Considerations in using individual norm-referenced tests. In general, assessment specialists have urged great caution in the use and interpretation of standardized tests of young children’s learning, especially in the absence of complementary evidence and when the stakes are potentially high (Jones, 2003; National Research Council, 1999; Scott-Little et al., 2003). All assessment activities should be guided by ethical standards of quality (AERA, APA, and NCME 1999). The issues are most pressing when individual norm-referenced tests are being considered as part of an assessment system. In those cases, the standards set forth in the joint statement of the American Educational Research Association, the American Psychological Association, and the National Center for Measurement in Education (AERA, APA, NCME, 1999) provide essential technical guidelines (NAEYC and NAECSSDE, 2003, p. 10).

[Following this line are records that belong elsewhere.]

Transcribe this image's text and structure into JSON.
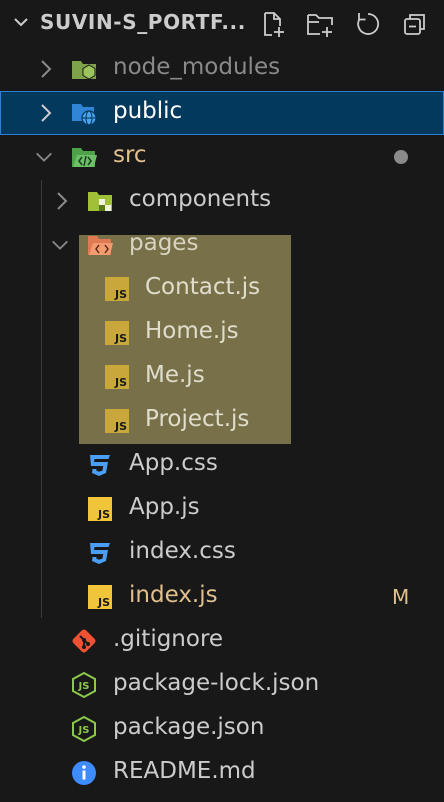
{
  "explorer": {
    "project_title": "SUVIN-S_PORTF...",
    "actions": [
      "new-file",
      "new-folder",
      "refresh",
      "collapse-all"
    ]
  },
  "tree": {
    "node_modules": "node_modules",
    "public": "public",
    "src": "src",
    "components": "components",
    "pages": "pages",
    "contact": "Contact.js",
    "home": "Home.js",
    "me": "Me.js",
    "project": "Project.js",
    "app_css": "App.css",
    "app_js": "App.js",
    "index_css": "index.css",
    "index_js": "index.js",
    "gitignore": ".gitignore",
    "package_lock": "package-lock.json",
    "package_json": "package.json",
    "readme": "README.md"
  },
  "badges": {
    "index_js_status": "M"
  },
  "icons": {
    "js_badge": "JS"
  },
  "colors": {
    "background": "#181818",
    "selected_bg": "#04395e",
    "selected_border": "#2b7fd4",
    "modified": "#e2c08d",
    "js_yellow": "#f1c53a",
    "css_blue": "#4a9ff5",
    "node_green": "#8cc84b",
    "git_orange": "#f05133",
    "info_blue": "#3d8bfd"
  }
}
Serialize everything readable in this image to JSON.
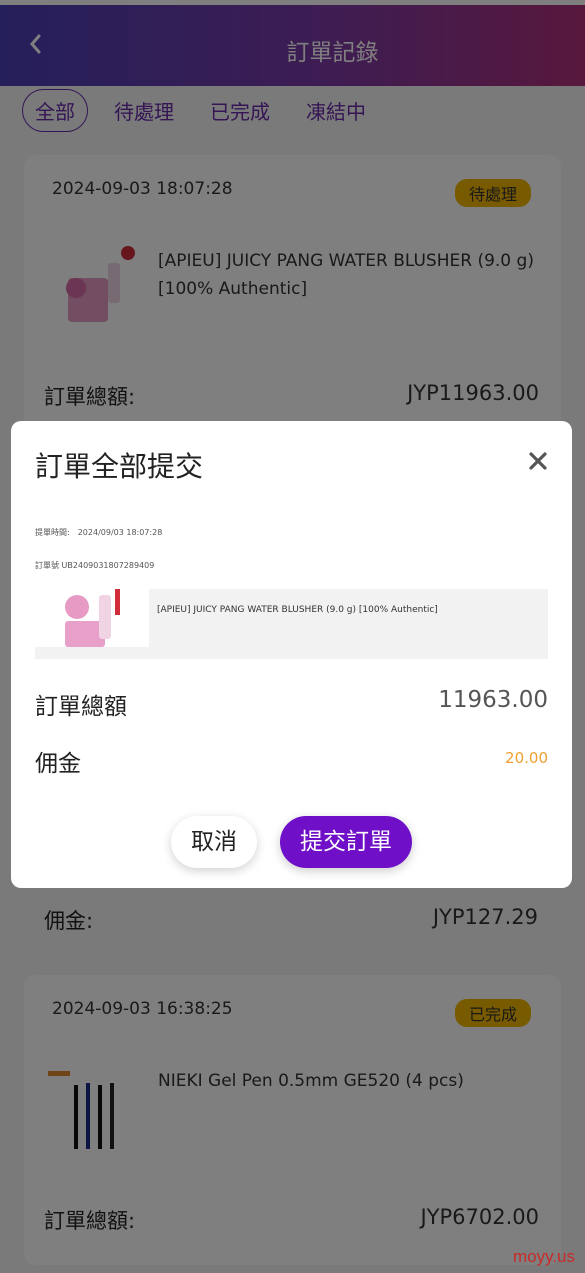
{
  "header": {
    "title": "訂單記錄"
  },
  "tabs": [
    {
      "label": "全部",
      "active": true
    },
    {
      "label": "待處理",
      "active": false
    },
    {
      "label": "已完成",
      "active": false
    },
    {
      "label": "凍結中",
      "active": false
    }
  ],
  "orders": [
    {
      "datetime": "2024-09-03 18:07:28",
      "status": "待處理",
      "product_name": "[APIEU] JUICY PANG WATER BLUSHER (9.0 g) [100% Authentic]",
      "total_label": "訂單總額:",
      "total_value": "JYP11963.00"
    },
    {
      "commission_label": "佣金:",
      "commission_value": "JYP127.29"
    },
    {
      "datetime": "2024-09-03 16:38:25",
      "status": "已完成",
      "product_name": "NIEKI Gel Pen 0.5mm GE520 (4 pcs)",
      "total_label": "訂單總額:",
      "total_value": "JYP6702.00"
    }
  ],
  "modal": {
    "title": "訂單全部提交",
    "submit_time_label": "提單時間:",
    "submit_time_value": "2024/09/03 18:07:28",
    "order_no_label": "訂單號",
    "order_no_value": "UB2409031807289409",
    "product_name": "[APIEU] JUICY PANG WATER BLUSHER (9.0 g) [100% Authentic]",
    "total_label": "訂單總額",
    "total_value": "11963.00",
    "commission_label": "佣金",
    "commission_value": "20.00",
    "cancel_label": "取消",
    "submit_label": "提交訂單"
  },
  "watermark": "moyy.us",
  "colors": {
    "accent": "#6f10c8",
    "badge": "#f0b400",
    "commission": "#f0a030"
  }
}
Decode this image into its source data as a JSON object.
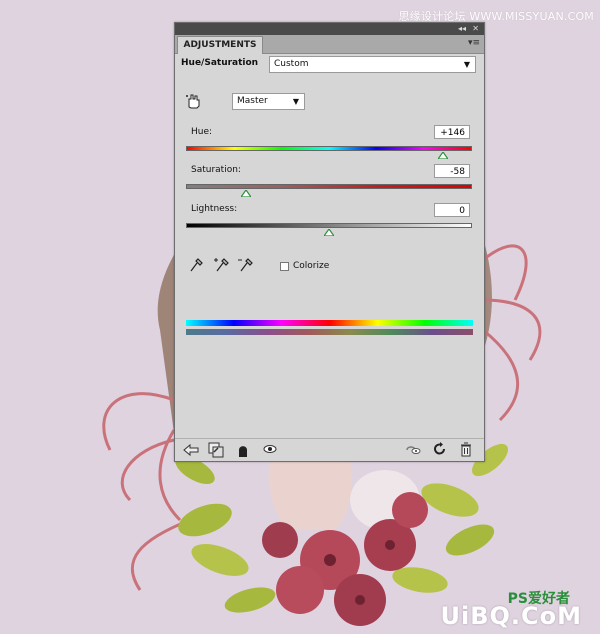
{
  "watermark": {
    "top_text": "思缘设计论坛 WWW.MISSYUAN.COM",
    "bottom_text": "UiBQ.CoM",
    "ps_text": "PS爱好者"
  },
  "panel": {
    "tab_label": "ADJUSTMENTS",
    "menu_symbol": "▾≡",
    "title": "Hue/Saturation",
    "preset": {
      "value": "Custom"
    },
    "channel": {
      "value": "Master"
    },
    "hue": {
      "label": "Hue:",
      "value": "+146",
      "level": 0.9
    },
    "saturation": {
      "label": "Saturation:",
      "value": "-58",
      "level": 0.21
    },
    "lightness": {
      "label": "Lightness:",
      "value": "0",
      "level": 0.5
    },
    "colorize": {
      "label": "Colorize",
      "checked": false
    }
  },
  "colors": {
    "panel_bg": "#d6d6d6",
    "background": "#dfd3e0",
    "thumb": "#2e8f3b"
  }
}
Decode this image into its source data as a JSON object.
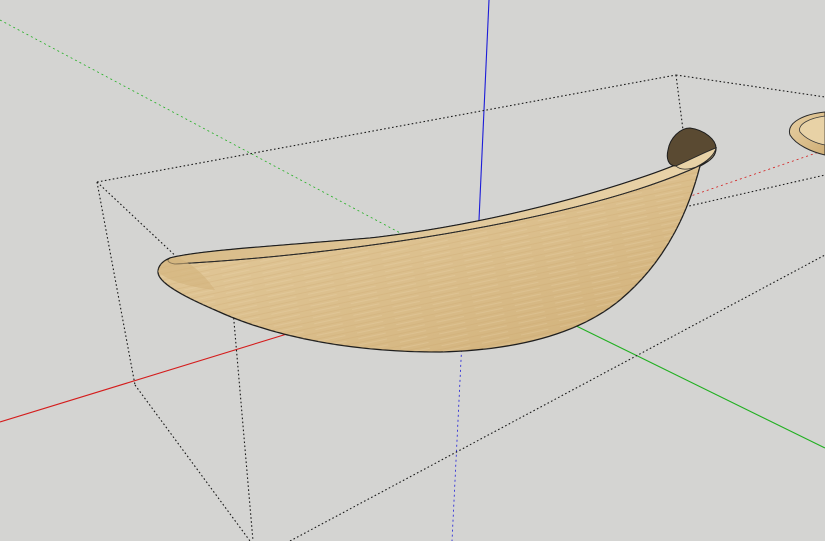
{
  "viewport": {
    "background_color": "#d4d4d2",
    "axes": {
      "red_axis_color": "#d41c1c",
      "green_axis_color": "#22b022",
      "blue_axis_color": "#1c1cd8"
    },
    "selection_box_color": "#1a1a1a",
    "material": {
      "name": "light-oak-wood",
      "base_color": "#dcc08e",
      "light_color": "#e8d2a6",
      "dark_color": "#c9a56a",
      "inner_shadow_color": "#5a4a32"
    }
  }
}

Although controversy continues to surround the use of standardized tests with young children, it is important to remember that assessment can provide valuable information for teachers and parents. Attention is now being focused on the development of a new breed of instruments that are sensitive to young children’s developmental levels as well as to variations in cultural and linguistic background and to the use of comprehensive assessment systems that include evidence of young children’s development from standardized tests as well as well-designed classroom-based assessments. It is important, as well, for teacher preparation programs to include “assessment literacy” as a competence in early childhood programs.

Further Readings: ACEI and Perrone, V. (1991). ACEIposition paper on standardized testing. Olney, Maryland: Association for Childhood Education International; AERA, APA, and NCME. (1999). Standards for educational and psychological testing. Washington, DC: American Educational Research Association; Dyer, H. S. (1973). Testing little children: some old problems in new settings. Childhood Education 49, 362-367; Government Accountability Office (2005). Head Start: Further development could allow results of new test to be used for decision making. Washington, DC: Government Accountability Office; NAEYC and NAECSSDE. (2003). Early childhood curriculum, assessment, and program evaluation: Building an effective, accountable system in programs for children birth through age 8. Washington, DC: National Association for the Education of Young Children; NAEYC and NAECSSDE. (2003b). Early Childhood Curriculum, Assessment, and Program Evaluation: building an effective, accountable system in programs for children birth through 8 (with expanded resources). Washington, DC: National Association for the Education of Young Children; Shepard, L. A. (1994). The challenges of assessing young children appropriately. Phi Delta Kappan, 75(6), 206-212; Shepard, L. A., S. L. Kagan, and Wurtz, E. (1998). Principles and recommendations for early childhood assessments. Washington, DC: National Education Goals Panel.

Jacqueline Jones